Brochures, flyers, rack cards: Do you present information about your company at events such as trade shows, workshops, or speaking engagements?
Letterhead/Envelopes: If you utilize printed letters and mail for your communications, the stationary your company uses can be designed to reinforce your brand – include your logo, color palette, font families, etc…
Post Cards: Direct mail can still be an effective form of marketing for some companies, if done correctly. When utilizing direct mail, be sure to also utilize your brand’s visual identity for the design.
Print Ads: Print ads should clearly and succinctly promote your brand’s message, coupled with your brand’s visual identity elements – logo, photography or graphics, color palette and patterns.
Signage, Billboards and Posters: Signage, billboards, and posters have a very short amount of time to serve as a display of your brand’s messaging, and visual identity elements. Make sure they are as simple and clear as possible while still remaining effective.
Banners and Trade show Displays: If your company presents at trade shows or conferences, branded booth materials such as banners and panels can be created to reinforce your brand’s visual identity.
Websites and Landing Pages: Websites are the online hub for all your marketing and branding activities. Read the “Design and Branding” section of our Website Audit for an in-depth breakdown of how to ensure your website is cohesive with your company’s brand.

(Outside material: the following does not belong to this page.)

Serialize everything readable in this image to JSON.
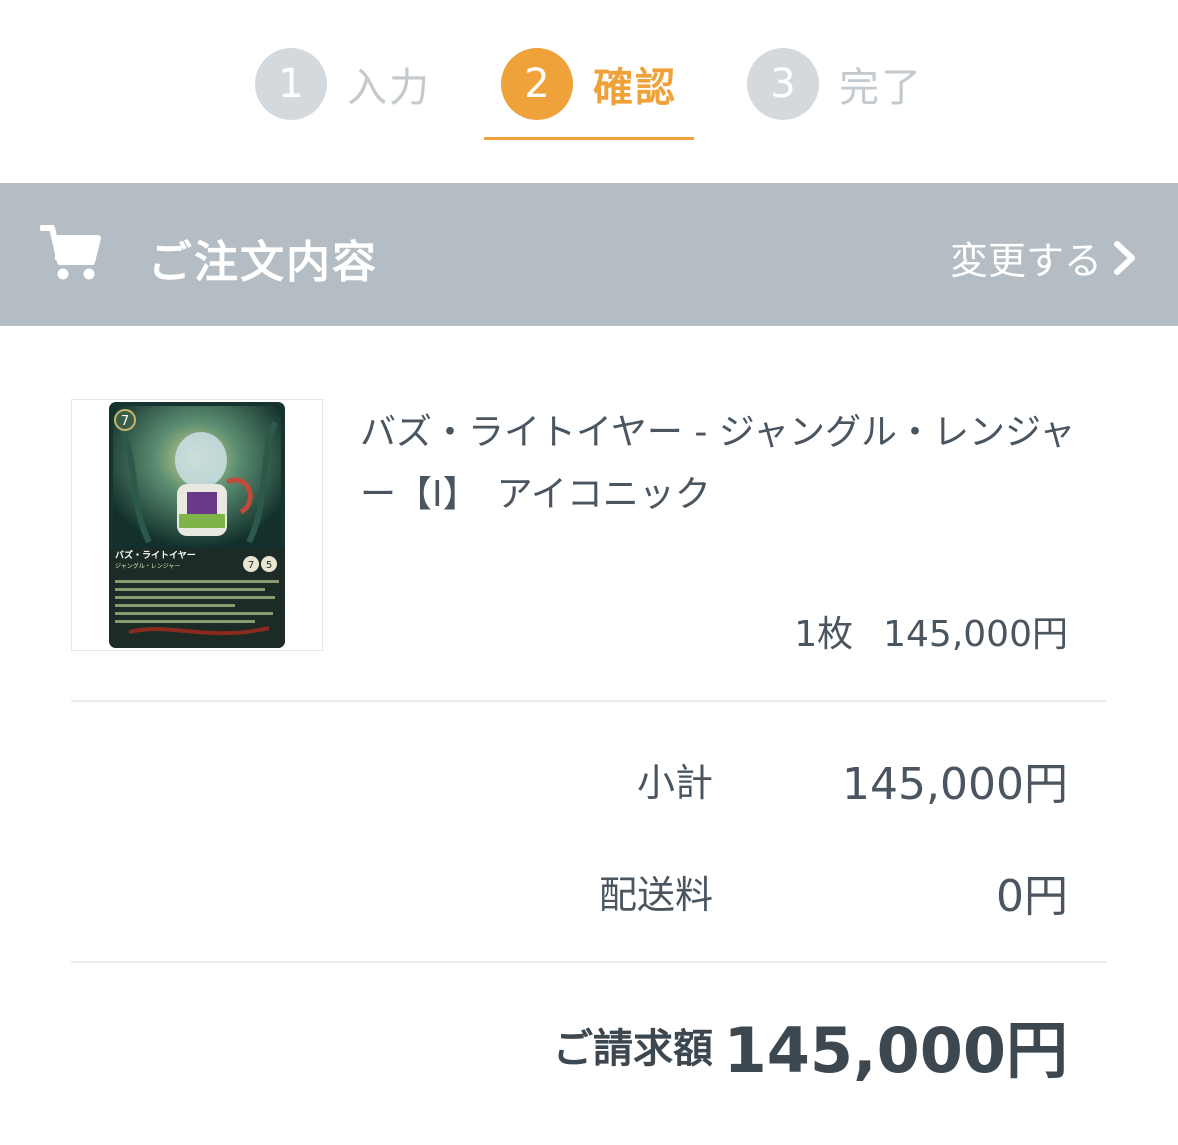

Emails: All brand design elements can be utilized in your email templates. Another branding element that can be utilized in your emails is the signature – be sure to include your logos, fonts and color palette. Note: emails are limited on what fonts can be used since they must be installed on the recipient’s computer to ensure they display correctly. If your fonts are not standard to all computers (ex. Arial, Times), be sure to replace them in your emails with one that is.
Social Media: Your social media profile image, cover image and images you post should all be designed to reinforce your brand’s visual identity.
Video: Intro and outro graphics, music or animations can be utilized in your promotional videos. Your brand’s fonts and typographic styles can be used for titles. Graphic and image styles, color palettes, and patterns should all adhere to your brand’s visual identity standards if utilized.